* Available records:
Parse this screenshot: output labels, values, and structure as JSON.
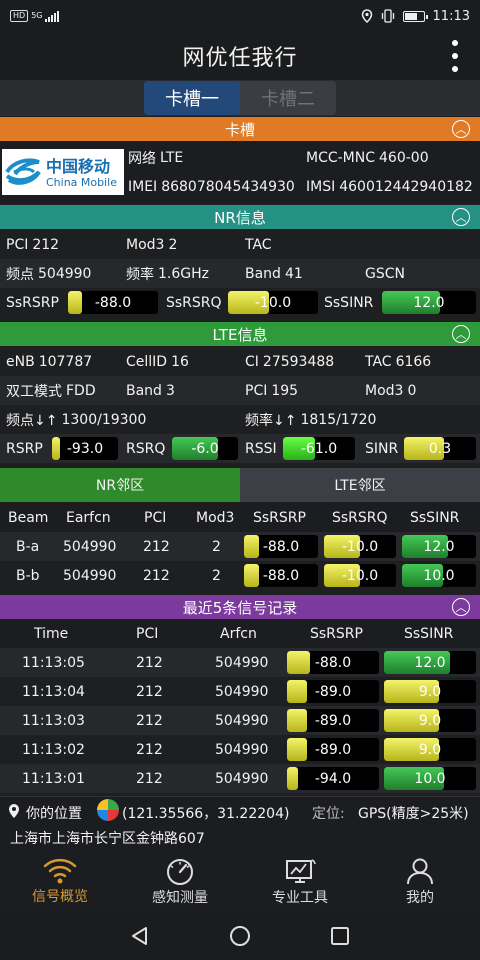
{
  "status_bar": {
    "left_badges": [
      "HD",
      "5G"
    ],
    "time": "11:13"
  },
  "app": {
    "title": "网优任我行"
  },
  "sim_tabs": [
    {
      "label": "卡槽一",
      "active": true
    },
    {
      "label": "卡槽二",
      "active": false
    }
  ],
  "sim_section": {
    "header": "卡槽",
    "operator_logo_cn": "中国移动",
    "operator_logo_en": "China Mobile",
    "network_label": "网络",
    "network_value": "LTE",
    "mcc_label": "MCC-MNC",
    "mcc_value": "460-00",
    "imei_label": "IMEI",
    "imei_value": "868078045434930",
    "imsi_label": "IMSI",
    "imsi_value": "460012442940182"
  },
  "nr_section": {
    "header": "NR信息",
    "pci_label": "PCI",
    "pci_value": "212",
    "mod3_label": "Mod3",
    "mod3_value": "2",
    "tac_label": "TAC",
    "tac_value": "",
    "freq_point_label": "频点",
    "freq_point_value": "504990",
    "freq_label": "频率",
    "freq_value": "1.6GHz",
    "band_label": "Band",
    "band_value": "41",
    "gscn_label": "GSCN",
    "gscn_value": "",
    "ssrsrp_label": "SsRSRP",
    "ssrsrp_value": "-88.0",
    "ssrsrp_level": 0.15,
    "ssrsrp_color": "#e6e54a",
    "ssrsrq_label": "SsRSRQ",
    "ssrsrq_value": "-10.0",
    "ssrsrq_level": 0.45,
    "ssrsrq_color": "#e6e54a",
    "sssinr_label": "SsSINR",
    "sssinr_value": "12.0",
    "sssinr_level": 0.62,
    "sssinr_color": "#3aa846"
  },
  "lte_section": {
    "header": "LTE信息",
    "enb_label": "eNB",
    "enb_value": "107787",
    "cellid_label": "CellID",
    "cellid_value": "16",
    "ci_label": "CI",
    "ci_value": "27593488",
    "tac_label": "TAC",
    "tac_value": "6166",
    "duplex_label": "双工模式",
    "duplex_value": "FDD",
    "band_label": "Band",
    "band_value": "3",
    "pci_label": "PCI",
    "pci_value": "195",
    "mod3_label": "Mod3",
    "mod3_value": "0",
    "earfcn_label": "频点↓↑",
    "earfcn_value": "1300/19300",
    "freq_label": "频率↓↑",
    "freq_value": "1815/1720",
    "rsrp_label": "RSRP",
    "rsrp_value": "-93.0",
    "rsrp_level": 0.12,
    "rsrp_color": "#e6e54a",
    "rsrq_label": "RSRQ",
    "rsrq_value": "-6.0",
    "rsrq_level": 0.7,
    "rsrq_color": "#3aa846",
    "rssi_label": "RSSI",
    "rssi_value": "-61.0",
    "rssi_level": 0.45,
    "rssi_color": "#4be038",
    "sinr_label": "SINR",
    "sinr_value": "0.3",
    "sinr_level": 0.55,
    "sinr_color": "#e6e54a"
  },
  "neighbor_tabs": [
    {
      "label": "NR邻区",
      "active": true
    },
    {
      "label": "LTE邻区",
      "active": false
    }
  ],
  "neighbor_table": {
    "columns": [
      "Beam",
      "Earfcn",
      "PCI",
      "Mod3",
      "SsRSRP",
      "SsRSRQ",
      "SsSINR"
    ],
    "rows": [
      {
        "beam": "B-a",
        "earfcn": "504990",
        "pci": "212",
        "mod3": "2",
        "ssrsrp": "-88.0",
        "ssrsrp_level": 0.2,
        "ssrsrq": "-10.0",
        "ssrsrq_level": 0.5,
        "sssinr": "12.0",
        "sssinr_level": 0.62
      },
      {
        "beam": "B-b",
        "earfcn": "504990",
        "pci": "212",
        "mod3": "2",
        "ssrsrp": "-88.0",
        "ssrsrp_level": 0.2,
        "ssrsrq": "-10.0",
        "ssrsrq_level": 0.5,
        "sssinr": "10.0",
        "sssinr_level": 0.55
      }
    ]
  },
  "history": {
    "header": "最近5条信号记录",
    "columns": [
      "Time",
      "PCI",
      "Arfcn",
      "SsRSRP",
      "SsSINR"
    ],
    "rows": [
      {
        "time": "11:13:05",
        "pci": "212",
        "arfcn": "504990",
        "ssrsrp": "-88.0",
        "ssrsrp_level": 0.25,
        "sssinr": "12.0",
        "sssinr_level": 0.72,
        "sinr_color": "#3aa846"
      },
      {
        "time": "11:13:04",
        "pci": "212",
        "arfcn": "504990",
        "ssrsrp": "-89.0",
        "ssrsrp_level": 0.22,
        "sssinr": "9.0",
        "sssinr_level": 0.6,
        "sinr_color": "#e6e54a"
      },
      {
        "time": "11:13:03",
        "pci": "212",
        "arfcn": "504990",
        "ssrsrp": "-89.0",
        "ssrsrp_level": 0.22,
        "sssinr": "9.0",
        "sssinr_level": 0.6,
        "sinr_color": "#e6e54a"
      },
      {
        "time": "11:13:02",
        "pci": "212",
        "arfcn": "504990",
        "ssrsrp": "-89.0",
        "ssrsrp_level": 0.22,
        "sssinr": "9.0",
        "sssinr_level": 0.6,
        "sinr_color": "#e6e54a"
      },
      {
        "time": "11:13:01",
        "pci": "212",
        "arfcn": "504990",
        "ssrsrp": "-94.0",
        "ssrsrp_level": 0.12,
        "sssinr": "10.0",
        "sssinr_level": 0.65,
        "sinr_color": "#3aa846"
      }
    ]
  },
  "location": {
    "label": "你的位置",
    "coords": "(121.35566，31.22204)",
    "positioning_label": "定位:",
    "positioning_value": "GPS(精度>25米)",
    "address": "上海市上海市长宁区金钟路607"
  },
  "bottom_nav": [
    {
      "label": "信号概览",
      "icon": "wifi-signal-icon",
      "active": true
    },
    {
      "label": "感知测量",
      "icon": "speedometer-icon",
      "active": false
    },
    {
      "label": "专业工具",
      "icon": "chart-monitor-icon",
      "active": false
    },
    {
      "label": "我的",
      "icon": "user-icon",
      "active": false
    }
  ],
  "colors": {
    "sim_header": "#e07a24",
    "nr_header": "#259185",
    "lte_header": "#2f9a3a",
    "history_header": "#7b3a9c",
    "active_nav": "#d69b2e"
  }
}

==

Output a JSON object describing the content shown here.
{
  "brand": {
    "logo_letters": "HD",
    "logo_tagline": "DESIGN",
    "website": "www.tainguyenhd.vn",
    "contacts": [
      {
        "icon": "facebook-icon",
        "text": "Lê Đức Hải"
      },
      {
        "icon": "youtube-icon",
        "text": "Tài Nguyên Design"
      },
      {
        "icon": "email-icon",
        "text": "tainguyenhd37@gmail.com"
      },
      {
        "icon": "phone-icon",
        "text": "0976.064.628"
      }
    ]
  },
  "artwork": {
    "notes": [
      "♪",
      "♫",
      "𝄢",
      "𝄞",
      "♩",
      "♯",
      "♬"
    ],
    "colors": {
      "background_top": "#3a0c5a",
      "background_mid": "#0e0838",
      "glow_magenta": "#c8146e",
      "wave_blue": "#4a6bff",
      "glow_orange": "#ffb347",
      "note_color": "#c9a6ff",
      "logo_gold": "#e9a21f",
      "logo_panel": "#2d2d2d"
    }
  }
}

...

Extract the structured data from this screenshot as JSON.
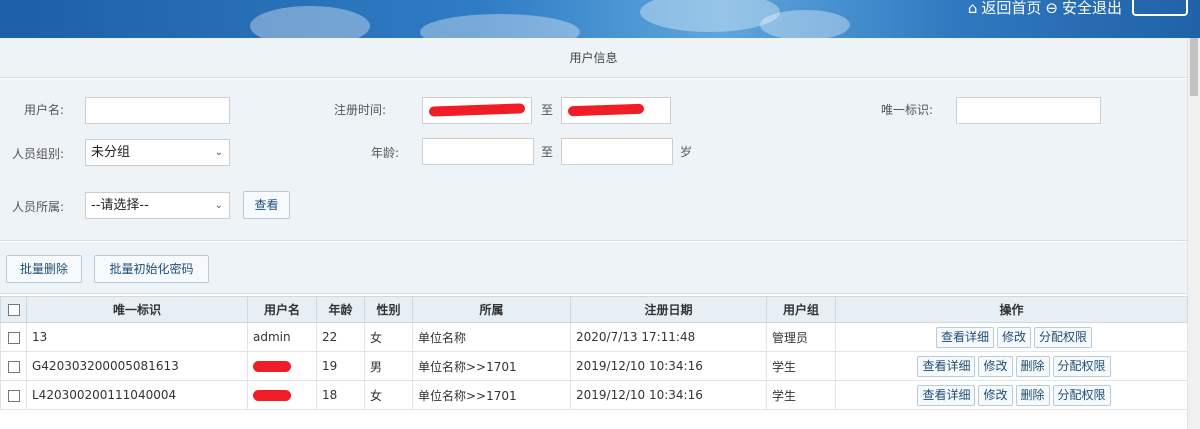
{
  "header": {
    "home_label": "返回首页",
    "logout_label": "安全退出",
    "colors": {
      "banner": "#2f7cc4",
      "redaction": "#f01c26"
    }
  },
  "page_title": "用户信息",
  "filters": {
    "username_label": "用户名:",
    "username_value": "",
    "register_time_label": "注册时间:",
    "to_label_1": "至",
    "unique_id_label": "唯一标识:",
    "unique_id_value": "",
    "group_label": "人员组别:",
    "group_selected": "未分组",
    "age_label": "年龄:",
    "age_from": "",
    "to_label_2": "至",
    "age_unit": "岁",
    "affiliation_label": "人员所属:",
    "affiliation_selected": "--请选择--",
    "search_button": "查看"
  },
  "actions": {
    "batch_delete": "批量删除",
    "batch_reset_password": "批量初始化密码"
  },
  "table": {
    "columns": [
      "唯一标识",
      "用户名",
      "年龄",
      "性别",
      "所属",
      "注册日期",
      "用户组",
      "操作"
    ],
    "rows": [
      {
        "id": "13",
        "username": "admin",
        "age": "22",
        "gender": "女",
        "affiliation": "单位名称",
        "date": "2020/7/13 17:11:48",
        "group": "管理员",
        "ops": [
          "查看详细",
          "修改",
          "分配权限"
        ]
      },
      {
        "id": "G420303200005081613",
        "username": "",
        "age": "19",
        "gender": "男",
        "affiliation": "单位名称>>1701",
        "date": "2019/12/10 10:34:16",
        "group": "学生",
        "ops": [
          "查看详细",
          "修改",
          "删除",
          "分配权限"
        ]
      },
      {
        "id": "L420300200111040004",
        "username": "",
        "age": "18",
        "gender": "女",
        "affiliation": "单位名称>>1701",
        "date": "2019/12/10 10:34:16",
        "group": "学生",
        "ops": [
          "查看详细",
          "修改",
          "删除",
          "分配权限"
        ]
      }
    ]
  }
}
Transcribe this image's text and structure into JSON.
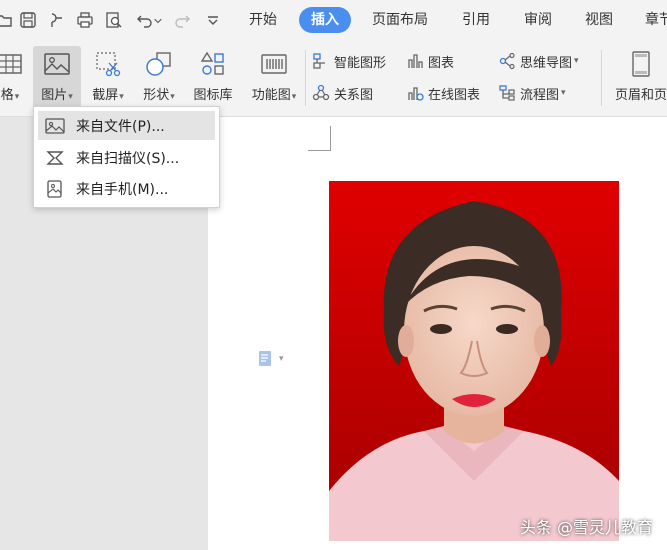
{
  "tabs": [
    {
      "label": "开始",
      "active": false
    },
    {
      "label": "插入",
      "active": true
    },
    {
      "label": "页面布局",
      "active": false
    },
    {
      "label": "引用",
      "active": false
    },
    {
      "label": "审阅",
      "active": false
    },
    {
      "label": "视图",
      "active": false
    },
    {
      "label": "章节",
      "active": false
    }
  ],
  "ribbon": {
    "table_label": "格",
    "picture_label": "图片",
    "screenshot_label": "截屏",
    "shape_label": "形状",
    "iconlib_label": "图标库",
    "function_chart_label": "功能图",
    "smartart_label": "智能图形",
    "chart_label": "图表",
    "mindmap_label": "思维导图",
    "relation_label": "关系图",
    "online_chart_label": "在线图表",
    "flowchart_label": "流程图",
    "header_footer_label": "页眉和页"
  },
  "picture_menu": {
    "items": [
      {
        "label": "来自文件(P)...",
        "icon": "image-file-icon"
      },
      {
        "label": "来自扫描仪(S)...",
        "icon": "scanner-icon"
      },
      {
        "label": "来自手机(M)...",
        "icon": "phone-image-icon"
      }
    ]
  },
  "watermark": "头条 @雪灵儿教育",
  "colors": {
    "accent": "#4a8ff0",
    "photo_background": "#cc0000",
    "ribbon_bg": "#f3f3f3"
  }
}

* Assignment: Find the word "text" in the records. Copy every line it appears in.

* Final answer:
        "text": "Lê Đức Hải"
        "text": "Tài Nguyên Design"
        "text": "tainguyenhd37@gmail.com"
        "text": "0976.064.628"
Transcribe this image's text and structure into JSON.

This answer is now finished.